Next time you’re reading quest text, try to do so in the voice of a terminally bored actor or tour guide delivering the lines in a rote fashion. I find that this helps to highlight the superficial nature of any dramatic event when an NPC is standing motionless in front of you and (in my mind) droning on in a monotone voice
“Oh no. Please help. The <Token Enemy> are invading. We must mobilise our forces. You must go and defeat <Arbitrary Number> of <Token Enemy Minion>. Saves us, [looks at script and rolls eyes] for we cannot save ourselves.”
Now picture all the NPCs standing around having a cigarette break after you leave, before quickly throwing their filters to the floor and putting them out with a twist of a foot, then resuming their usual positions, absent-mindedly flattening down their outfit, and delivering the exact same lines through a face flat of expression and dead of eyes, to the next hero who ventures along.
I think it’s fair to say that the majority of MMO players skip quest text. World of Warcraft is trying to enhance its storytelling instead through the use of phasing and cut-scenes, a design which gets in the way of the natural flow of game-play and seemingly restricts the player from doing what MMO players most want to be able to do, namely: group with friends, kill monsters, and gain loot and XP.
I wonder if the public quests in Warhammer Online and Rift have not been taken far enough as a concept; perhaps we should move on from the industry standard NPC who hangs around street corners in a town with a big neon sign hanging above their head declaring them open for business like some sort of prostitute; not a sex worker, a quest worker perhaps?

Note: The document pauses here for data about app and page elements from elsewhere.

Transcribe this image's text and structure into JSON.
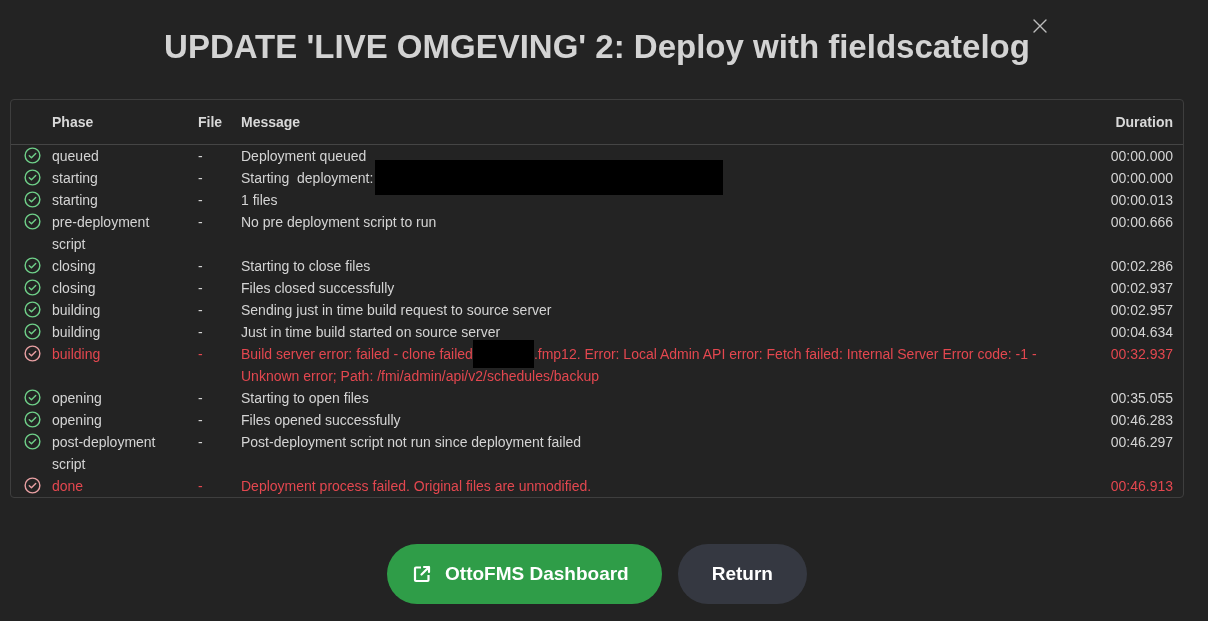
{
  "dialog": {
    "title": "UPDATE 'LIVE OMGEVING' 2: Deploy with fieldscatelog"
  },
  "table": {
    "columns": [
      "Phase",
      "File",
      "Message",
      "Duration"
    ],
    "rows": [
      {
        "failed": false,
        "phase": "queued",
        "file": "-",
        "message": [
          {
            "kind": "text",
            "text": "Deployment queued"
          }
        ],
        "duration": "00:00.000"
      },
      {
        "failed": false,
        "phase": "starting",
        "file": "-",
        "message": [
          {
            "kind": "text",
            "text": "Starting  deployment:"
          },
          {
            "kind": "redacted",
            "wide": true
          }
        ],
        "duration": "00:00.000"
      },
      {
        "failed": false,
        "phase": "starting",
        "file": "-",
        "message": [
          {
            "kind": "text",
            "text": "1 files"
          }
        ],
        "duration": "00:00.013"
      },
      {
        "failed": false,
        "phase": "pre-deployment script",
        "file": "-",
        "message": [
          {
            "kind": "text",
            "text": "No pre deployment script to run"
          }
        ],
        "duration": "00:00.666"
      },
      {
        "failed": false,
        "phase": "closing",
        "file": "-",
        "message": [
          {
            "kind": "text",
            "text": "Starting to close files"
          }
        ],
        "duration": "00:02.286"
      },
      {
        "failed": false,
        "phase": "closing",
        "file": "-",
        "message": [
          {
            "kind": "text",
            "text": "Files closed successfully"
          }
        ],
        "duration": "00:02.937"
      },
      {
        "failed": false,
        "phase": "building",
        "file": "-",
        "message": [
          {
            "kind": "text",
            "text": "Sending just in time build request to source server"
          }
        ],
        "duration": "00:02.957"
      },
      {
        "failed": false,
        "phase": "building",
        "file": "-",
        "message": [
          {
            "kind": "text",
            "text": "Just in time build started on source server"
          }
        ],
        "duration": "00:04.634"
      },
      {
        "failed": true,
        "phase": "building",
        "file": "-",
        "message": [
          {
            "kind": "text",
            "text": "Build server error: failed - clone failed"
          },
          {
            "kind": "redacted",
            "wide": false
          },
          {
            "kind": "text",
            "text": ".fmp12. Error: Local Admin API error: Fetch failed: Internal Server Error code: -1 - Unknown error; Path: /fmi/admin/api/v2/schedules/backup"
          }
        ],
        "duration": "00:32.937"
      },
      {
        "failed": false,
        "phase": "opening",
        "file": "-",
        "message": [
          {
            "kind": "text",
            "text": "Starting to open files"
          }
        ],
        "duration": "00:35.055"
      },
      {
        "failed": false,
        "phase": "opening",
        "file": "-",
        "message": [
          {
            "kind": "text",
            "text": "Files opened successfully"
          }
        ],
        "duration": "00:46.283"
      },
      {
        "failed": false,
        "phase": "post-deployment script",
        "file": "-",
        "message": [
          {
            "kind": "text",
            "text": "Post-deployment script not run since deployment failed"
          }
        ],
        "duration": "00:46.297"
      },
      {
        "failed": true,
        "phase": "done",
        "file": "-",
        "message": [
          {
            "kind": "text",
            "text": "Deployment process failed. Original files are unmodified."
          }
        ],
        "duration": "00:46.913"
      }
    ]
  },
  "buttons": [
    {
      "kind": "external",
      "label": "OttoFMS Dashboard"
    },
    {
      "kind": "plain",
      "label": "Return"
    }
  ]
}
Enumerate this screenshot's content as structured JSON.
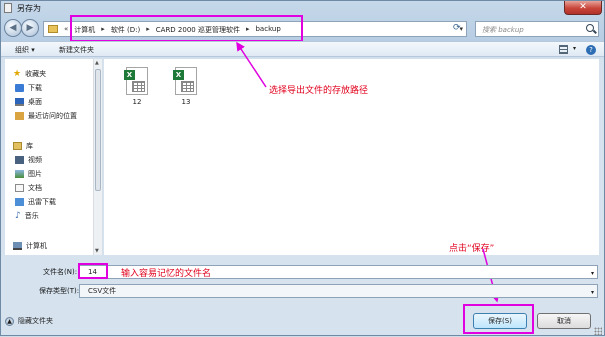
{
  "window": {
    "title": "另存为",
    "close_label": "✕"
  },
  "address": {
    "crumbs": [
      "计算机",
      "软件 (D:)",
      "CARD 2000 巡更管理软件",
      "backup"
    ],
    "search_placeholder": "搜索 backup"
  },
  "toolbar": {
    "organize": "组织 ▾",
    "new_folder": "新建文件夹"
  },
  "sidebar": {
    "favorites": "收藏夹",
    "favorites_items": [
      "下载",
      "桌面",
      "最近访问的位置"
    ],
    "libraries": "库",
    "library_items": [
      "视频",
      "图片",
      "文档",
      "迅雷下载",
      "音乐"
    ],
    "computer": "计算机"
  },
  "files": [
    {
      "name": "12",
      "icon": "excel-csv-file-icon"
    },
    {
      "name": "13",
      "icon": "excel-csv-file-icon"
    }
  ],
  "annotations": {
    "path_note": "选择导出文件的存放路径",
    "filename_note": "输入容易记忆的文件名",
    "save_note": "点击“保存”"
  },
  "form": {
    "filename_label": "文件名(N):",
    "filename_value": "14",
    "filetype_label": "保存类型(T):",
    "filetype_value": "CSV文件"
  },
  "footer": {
    "hide_folders": "隐藏文件夹",
    "save": "保存(S)",
    "cancel": "取消"
  },
  "colors": {
    "annotation_red": "#e0001c",
    "highlight_magenta": "#e000e0"
  }
}
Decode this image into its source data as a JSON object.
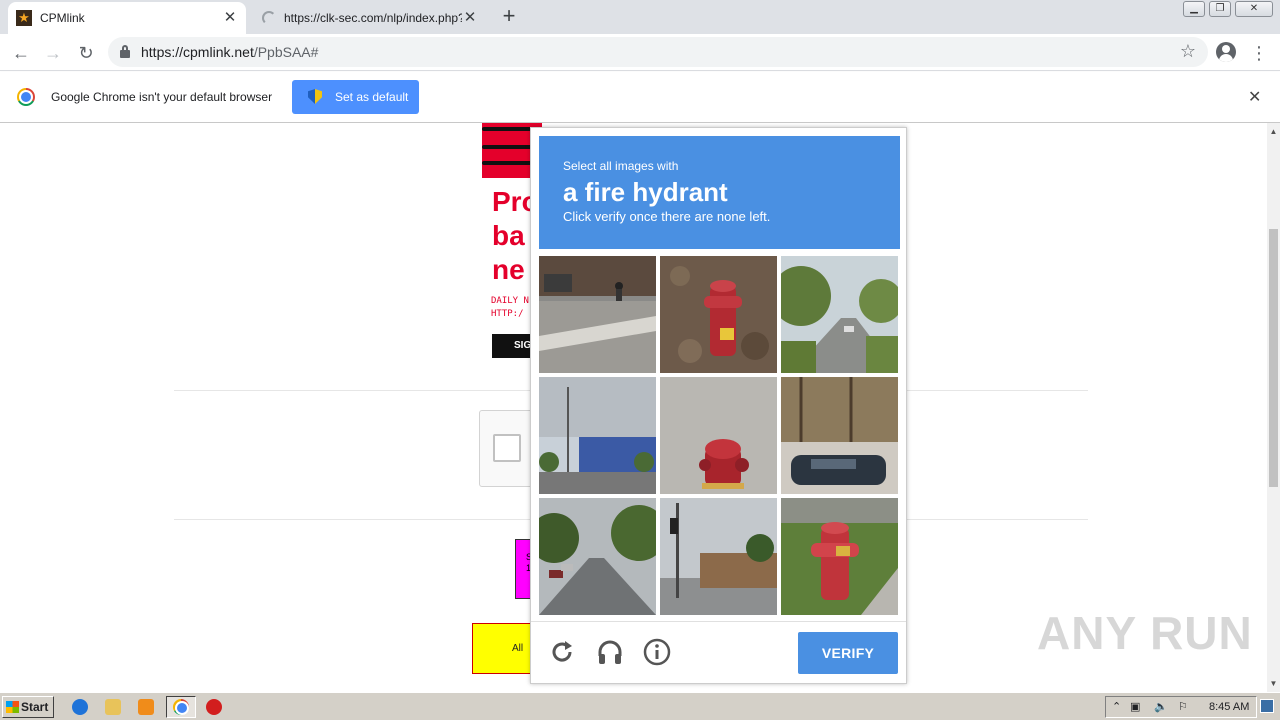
{
  "browser": {
    "tabs": [
      {
        "title": "CPMlink",
        "active": true,
        "favicon": "star-icon"
      },
      {
        "title": "https://clk-sec.com/nlp/index.php?a",
        "active": false,
        "favicon": "loading-spinner-icon"
      }
    ],
    "url_host": "https://cpmlink.net",
    "url_path": "/PpbSAA#"
  },
  "infobar": {
    "message": "Google Chrome isn't your default browser",
    "button_label": "Set as default"
  },
  "ad": {
    "headline_lines": [
      "Pro",
      "ba",
      "ne"
    ],
    "small_lines": [
      "DAILY N",
      "HTTP:/"
    ],
    "button_label": "SIG"
  },
  "page": {
    "magenta_text": "S\n10",
    "yellow_text": "All",
    "watermark": "ANY RUN"
  },
  "captcha": {
    "instruction_prefix": "Select all images with",
    "target": "a fire hydrant",
    "instruction_suffix": "Click verify once there are none left.",
    "verify_label": "VERIFY",
    "header_color": "#4a90e2",
    "tiles": [
      {
        "subject": "street corner with cyclist",
        "hydrant": false
      },
      {
        "subject": "red hydrant in leaves",
        "hydrant": true
      },
      {
        "subject": "tree-lined road",
        "hydrant": false
      },
      {
        "subject": "parking lot with building",
        "hydrant": false
      },
      {
        "subject": "red hydrant on pavement",
        "hydrant": true
      },
      {
        "subject": "car near trees",
        "hydrant": false
      },
      {
        "subject": "residential street",
        "hydrant": false
      },
      {
        "subject": "intersection with traffic light",
        "hydrant": false
      },
      {
        "subject": "red hydrant on grass",
        "hydrant": true
      }
    ]
  },
  "taskbar": {
    "start_label": "Start",
    "clock": "8:45 AM"
  }
}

The technology is there: public quests in WAR and Rift, as I mentioned; Lord of the Rings Online has quests that are automatically added to your journal upon entering a dungeon; WAR has its open RvR areas, and WoW has PvP zones such as Wintergrasp; DDO has its exploration zones. Instead of a quest hub that a player runs into, grabs all the quests from (without reading any of the text), and then immediately opens their map to see which areas are marked with quest objectives, why not instead have the quests activated when the player enters the right area in the world, much like public quests.
Your character walks into a forest and a message pops up saying that you’ve noticed a sign pinned to a tree with a reward for killing wolves. A quest is added to your quest log to kill X wolves, and when you complete the requirement your character is rewarded with XP. Coin and loot comes from the mobs that you kill, and perhaps chests guarded by boss mobs. Better items can be bought in towns by trading what you have found in the wild; crafted items are valuable instead of being merely redundant due to better quest and dungeon rewards, either at the time or through mudflation.
But players would have to go out and wander the land looking for quests! They… they’d have to explore! It might take…t-t-time! I know, wonderful, isn’t it? A structured MMO, but one where you also have to explore and discover and adventure. An MMO where your group of friends can find an area with a quest and you all have it in your log instantly at the same stage, and you can work through it together. An MMO where the economy of the world is not built on the foundation of NPC characters with an infinite number of Unique Swords of Legendary Power to give out to any passing PC who is willing to kill ten rats for them.
I wonder if the quest hub isn’t a large part of the problem with MMOs, and whether the nature of having to speak to an NPC to get a quest, and then subsequently return to that NPC for a reward, is an outdated mode of a time before we had the technology for public quests, open instancing and phasing. I think there may be a better way to allow for quest-based structured MMOs to exist, without them being the drab uniform conveyor belt that drags players slowly and inexorably towards raid content, which most players have discovered can be quickly skipped if they decide to run along its length.